How to Succeed in PSLE: Teacher Insights Series
This is the third in a series of 10 articles that will look into some of the most commonly asked questions by parents. Today, we will share with you a hot topic that is often discussed and shared among parents – Succeeding in PSLE!
Question 3: Is there a proven method to succeed in PSLE?
Mr. Nicholas Ee
As I coach my children in badminton, I pay close attention to several things.
What are the habits that are preventing them from progressing beyond a particular skill?
E.g. My eldest boy has a habit of turning his body too much to the right during his service. As a result, his serve often lands out of the singles court.
I guess parents need to pay attention to their children’s work habits. One common one is the inability to manage time effectively. Is your child able to move on quickly to the next question if they are unable to solve one within a certain time frame?

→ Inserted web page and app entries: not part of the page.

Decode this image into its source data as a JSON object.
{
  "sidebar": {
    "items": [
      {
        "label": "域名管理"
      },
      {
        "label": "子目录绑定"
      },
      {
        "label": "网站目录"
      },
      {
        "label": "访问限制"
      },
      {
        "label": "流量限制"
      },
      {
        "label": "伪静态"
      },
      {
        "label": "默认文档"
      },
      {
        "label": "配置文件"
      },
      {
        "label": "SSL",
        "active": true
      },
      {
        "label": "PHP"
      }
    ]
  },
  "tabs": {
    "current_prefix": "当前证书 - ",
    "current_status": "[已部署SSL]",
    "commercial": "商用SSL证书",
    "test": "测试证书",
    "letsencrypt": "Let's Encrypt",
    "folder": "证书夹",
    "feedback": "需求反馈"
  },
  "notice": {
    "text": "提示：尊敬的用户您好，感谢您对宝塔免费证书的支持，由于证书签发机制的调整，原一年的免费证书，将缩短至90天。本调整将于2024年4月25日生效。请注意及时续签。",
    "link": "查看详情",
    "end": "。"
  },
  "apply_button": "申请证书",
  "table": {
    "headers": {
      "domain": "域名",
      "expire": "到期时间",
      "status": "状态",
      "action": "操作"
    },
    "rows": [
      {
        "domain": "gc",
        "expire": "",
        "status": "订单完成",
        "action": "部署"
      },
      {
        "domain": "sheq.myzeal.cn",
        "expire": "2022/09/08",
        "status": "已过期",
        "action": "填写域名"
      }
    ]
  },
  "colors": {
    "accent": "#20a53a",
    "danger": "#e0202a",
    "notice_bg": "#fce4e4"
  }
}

What are the present gaps that they cannot overcome at their present stage?
E.g. My eldest boy is unable to perform an overhead clear from one end of the singles court to the other. Many factors such as wrist strength, body position and hitting techniques have to be addressed before this gap is closed.
When a child performs below expectations on a comprehension cloze, the parent has to identify the nature and pattern of the errors and not to increase the number of passages for their children to complete. E.g. The child is unable to handle blanks that deal with phrasal verbs. Once this is identified, the parent can proceed to get the child to keep a journal of phrasal verbs and categorise them by their main verb. E.g. Put off, put down…

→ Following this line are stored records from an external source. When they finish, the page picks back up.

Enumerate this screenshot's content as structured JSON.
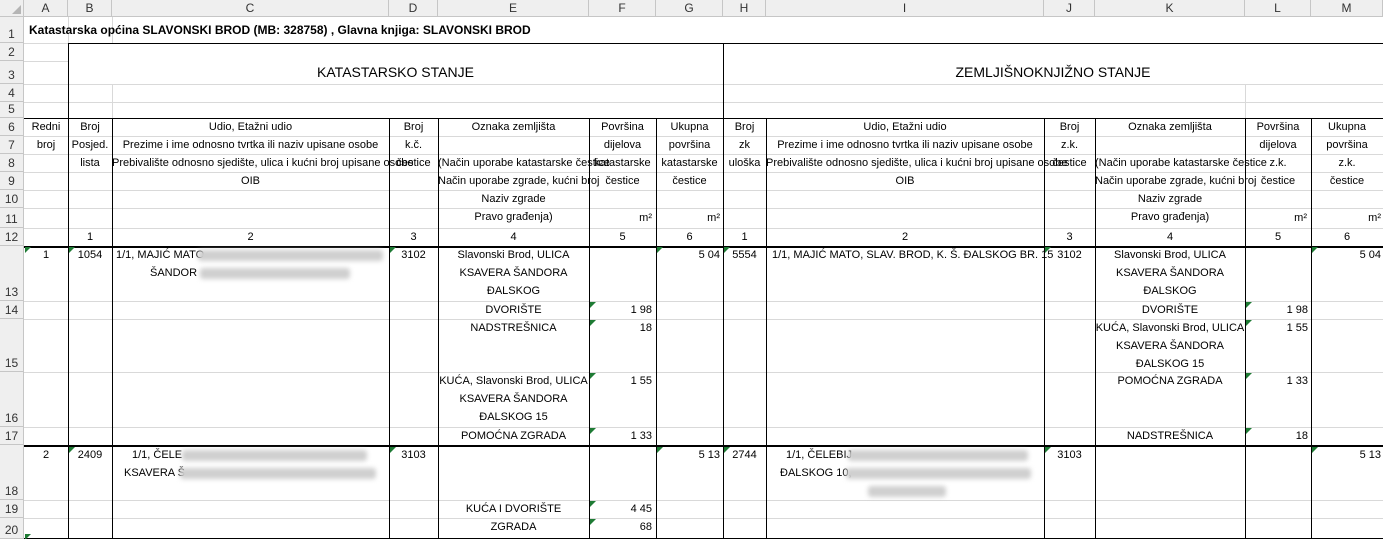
{
  "columns": [
    "A",
    "B",
    "C",
    "D",
    "E",
    "F",
    "G",
    "H",
    "I",
    "J",
    "K",
    "L",
    "M"
  ],
  "rows": [
    "1",
    "2",
    "3",
    "4",
    "5",
    "6",
    "7",
    "8",
    "9",
    "10",
    "11",
    "12",
    "13",
    "14",
    "15",
    "16",
    "17",
    "18",
    "19",
    "20"
  ],
  "title": "Katastarska općina SLAVONSKI BROD (MB: 328758) , Glavna knjiga: SLAVONSKI BROD",
  "section_left": "KATASTARSKO STANJE",
  "section_right": "ZEMLJIŠNOKNJIŽNO STANJE",
  "headers": {
    "redni": [
      "Redni",
      "broj"
    ],
    "broj_posjed": [
      "Broj",
      "Posjed.",
      "lista"
    ],
    "udio": [
      "Udio, Etažni udio",
      "Prezime i ime odnosno tvrtka ili naziv upisane osobe",
      "Prebivalište odnosno sjedište, ulica i kućni broj upisane osobe",
      "OIB"
    ],
    "broj_kc": [
      "Broj",
      "k.č.",
      "čestice"
    ],
    "oznaka": [
      "Oznaka zemljišta",
      "",
      "(Način uporabe katastarske čestice",
      "Način uporabe zgrade, kućni broj",
      "Naziv zgrade",
      "Pravo građenja)"
    ],
    "povrsina": [
      "Površina",
      "dijelova",
      "katastarske",
      "čestice",
      "m²"
    ],
    "ukupna": [
      "Ukupna",
      "površina",
      "katastarske",
      "čestice",
      "m²"
    ],
    "broj_zk": [
      "Broj",
      "zk",
      "uloška"
    ],
    "broj_zkc": [
      "Broj",
      "z.k.",
      "čestice"
    ],
    "povrsina_zk": [
      "Površina",
      "dijelova",
      "z.k.",
      "čestice",
      "m²"
    ],
    "ukupna_zk": [
      "Ukupna",
      "površina",
      "z.k.",
      "čestice",
      "m²"
    ]
  },
  "col_numbers": [
    "1",
    "2",
    "3",
    "4",
    "5",
    "6",
    "1",
    "2",
    "3",
    "4",
    "5",
    "6"
  ],
  "records": {
    "r1": {
      "redni": "1",
      "posjed": "1054",
      "owner_l1": "1/1, MAJIĆ MATO",
      "owner_l2": "ŠANDOR",
      "kc": "3102",
      "oznaka": [
        "Slavonski Brod, ULICA",
        "KSAVERA ŠANDORA",
        "ĐALSKOG"
      ],
      "ukupna": "5 04",
      "zk": "5554",
      "owner_zk": "1/1, MAJIĆ MATO, SLAV. BROD, K. Š. ĐALSKOG BR. 15",
      "zkc": "3102",
      "oznaka_zk": [
        "Slavonski Brod, ULICA",
        "KSAVERA ŠANDORA",
        "ĐALSKOG"
      ],
      "ukupna_zk": "5 04",
      "parts": [
        {
          "name": "DVORIŠTE",
          "area": "1 98"
        },
        {
          "name": "NADSTREŠNICA",
          "area": "18"
        },
        {
          "name": "KUĆA, Slavonski Brod, ULICA",
          "name2": "KSAVERA ŠANDORA",
          "name3": "ĐALSKOG 15",
          "area": "1 55"
        },
        {
          "name": "POMOĆNA ZGRADA",
          "area": "1 33"
        }
      ],
      "parts_zk": [
        {
          "name": "DVORIŠTE",
          "area": "1 98"
        },
        {
          "name": "KUĆA, Slavonski Brod, ULICA",
          "name2": "KSAVERA ŠANDORA",
          "name3": "ĐALSKOG 15",
          "area": "1 55"
        },
        {
          "name": "POMOĆNA ZGRADA",
          "area": "1 33"
        },
        {
          "name": "NADSTREŠNICA",
          "area": "18"
        }
      ]
    },
    "r2": {
      "redni": "2",
      "posjed": "2409",
      "owner_l1": "1/1, ČELE",
      "owner_l2": "KSAVERA Š",
      "kc": "3103",
      "ukupna": "5 13",
      "zk": "2744",
      "owner_zk_l1": "1/1, ČELEBIJ",
      "owner_zk_l2": "ĐALSKOG 10,",
      "zkc": "3103",
      "ukupna_zk": "5 13",
      "parts": [
        {
          "name": "KUĆA I DVORIŠTE",
          "area": "4 45"
        },
        {
          "name": "ZGRADA",
          "area": "68"
        }
      ]
    }
  }
}
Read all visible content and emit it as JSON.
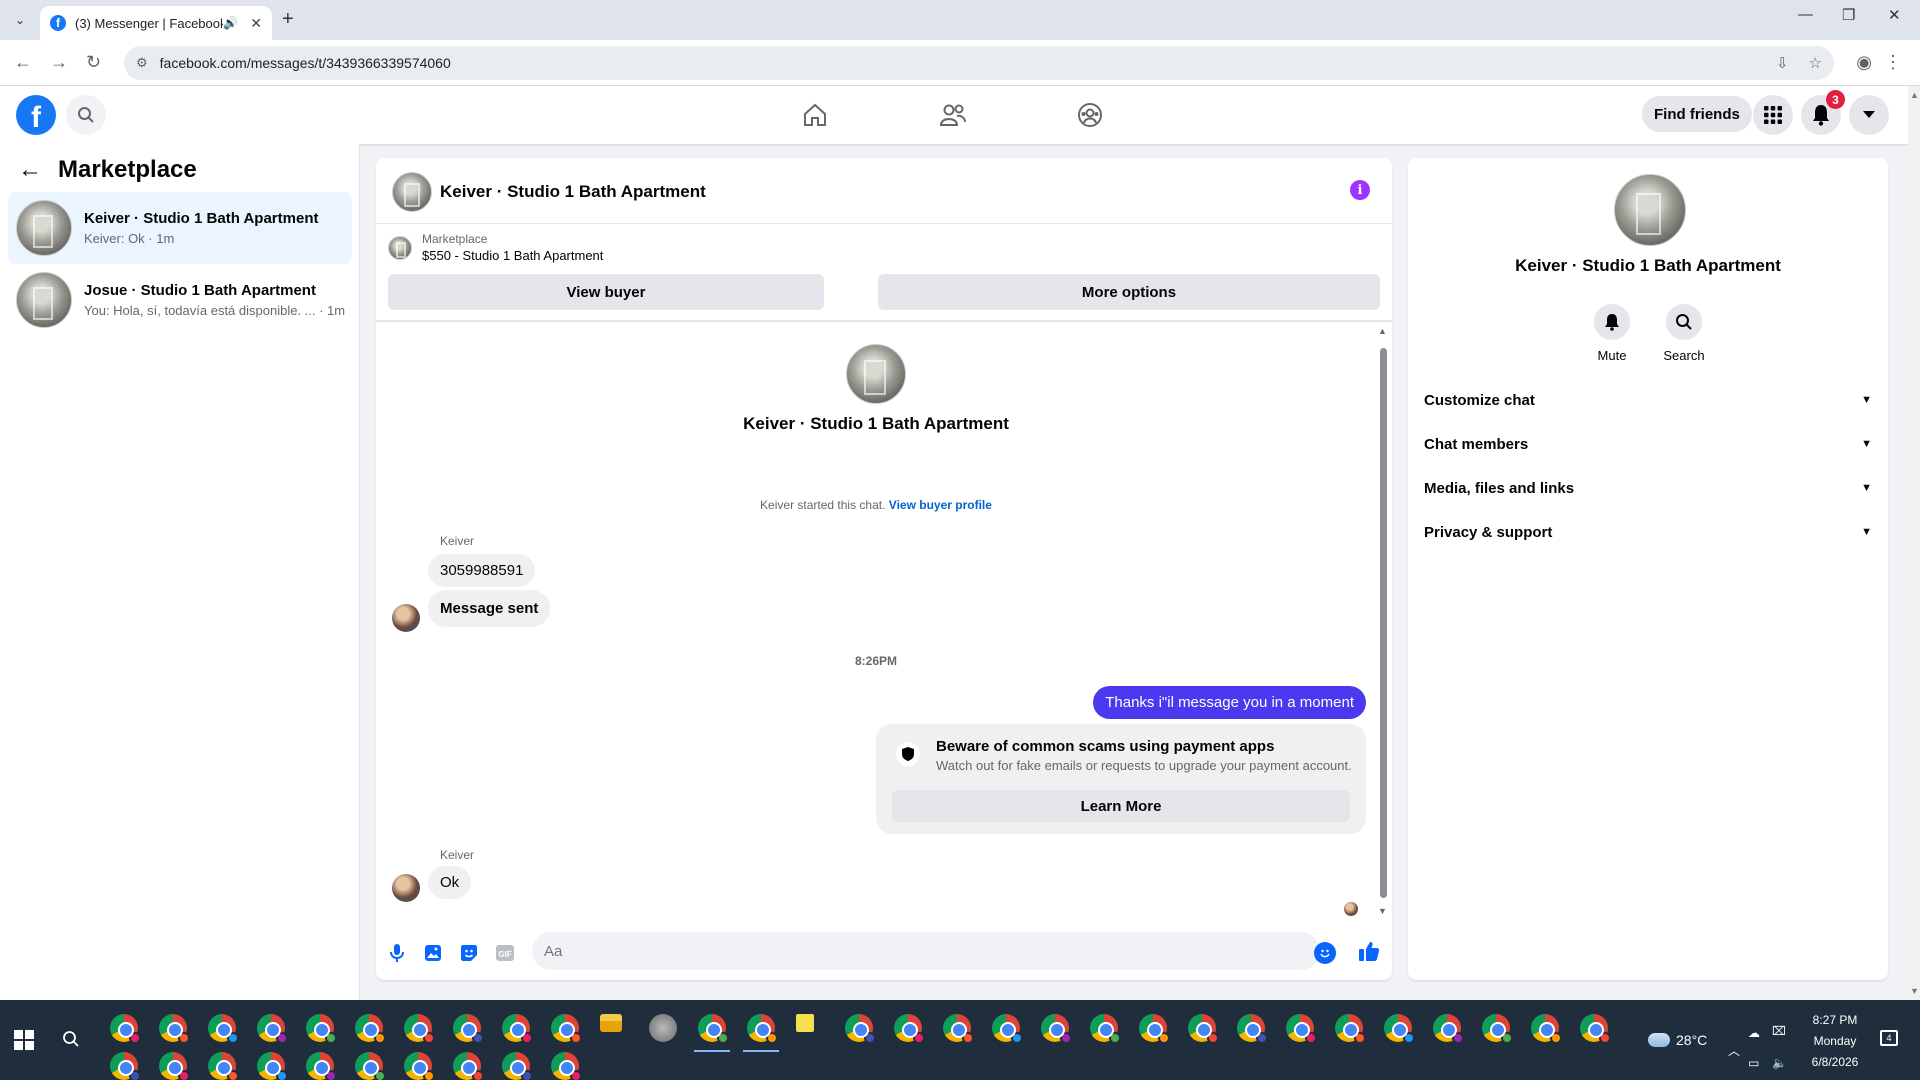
{
  "browser": {
    "tab_title": "(3) Messenger | Facebook",
    "url": "facebook.com/messages/t/3439366339574060",
    "new_tab": "+"
  },
  "fb": {
    "logo": "f",
    "find_friends": "Find friends",
    "notification_count": "3",
    "brand_color": "#1877f2"
  },
  "sidebar": {
    "title": "Marketplace",
    "conversations": [
      {
        "name": "Keiver · Studio 1 Bath Apartment",
        "preview": "Keiver: Ok · 1m",
        "active": true
      },
      {
        "name": "Josue · Studio 1 Bath Apartment",
        "preview": "You: Hola, sí, todavía está disponible. ... · 1m",
        "active": false
      }
    ]
  },
  "chat": {
    "header_name": "Keiver · Studio 1 Bath Apartment",
    "listing_source": "Marketplace",
    "listing_title": "$550 - Studio 1 Bath Apartment",
    "view_buyer": "View buyer",
    "more_options": "More options",
    "intro_name": "Keiver · Studio 1 Bath Apartment",
    "started_text": "Keiver started this chat.",
    "view_buyer_profile": "View buyer profile",
    "messages": [
      {
        "sender": "Keiver",
        "texts": [
          "3059988591",
          "Message sent"
        ]
      },
      {
        "timestamp": "8:26PM"
      },
      {
        "mine": "Thanks i\"il message you in a moment"
      },
      {
        "sender": "Keiver",
        "texts": [
          "Ok"
        ]
      }
    ],
    "scam_notice": {
      "title": "Beware of common scams using payment apps",
      "body": "Watch out for fake emails or requests to upgrade your payment account.",
      "button": "Learn More"
    },
    "composer_placeholder": "Aa",
    "outgoing_color": "#4b39ef"
  },
  "details": {
    "name": "Keiver · Studio 1 Bath Apartment",
    "actions": [
      "Mute",
      "Search"
    ],
    "sections": [
      "Customize chat",
      "Chat members",
      "Media, files and links",
      "Privacy & support"
    ]
  },
  "taskbar": {
    "weather": "28°C",
    "time": "8:27 PM",
    "day": "Monday",
    "date": "6/8/2026",
    "notifications": "4"
  }
}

Mr. Ng Yeo Heng
Personally, I feel that one of the most important factors to succeed in PSLE is consistency. Every student must try to understand the concepts/skills taught in each subject in each level.
Most of the time, the concepts or skills learnt are progressive and if the student is not able to understand or clear his/her doubts in one level, the problem is going to snowball when he/she moves on to the next level.
Getting the right support/guidance (whether from parents, tutors or teachers) and self-discipline are needed for success too.
Last minute revision or seeking help just before exam is definitely not the solution to do well for PSLE.
Though there are many tutors or enrichment centres promising instant results or able to turn the results around within a short period of time, I am one who strongly believe in consistency.
Success to me is relative too. To a weaker student, I feel that he/she has already succeeded for PSLE if he/she can score beyond his/her ability. Every student “blooms” at different rate.
Eventually, PSLE does not determine if your child will be successful or not in life subsequently. Your child’s self-worth is not determined by PSLE aggregate too.
More importantly, the child has tried his/her best, it is the never-give-up attitude that counts.
Refer to the article below which was published on 19/11/18 on Strait Times.
Parental and school support are needed for a student to do well in his studies or PSLE. Having said that, every child is different and learn at different rate. If your child can achieve more than his limits or his ability, he has already succeeded in PSLE. Remember to look after the emotional and physical health of your child too.
About the Author
Prof Ollie is a guru of PSLE revision strategies specialising in the Leitner System and aims to help primary 6 students from all walks of life to excel in their PSLE. Despite being a professor, he wears his graduation hat wherever he goes. When not working on OwlSmart, Prof Ollie flies around Pulau Ubin to lose weight and catch up with the resident hornbills.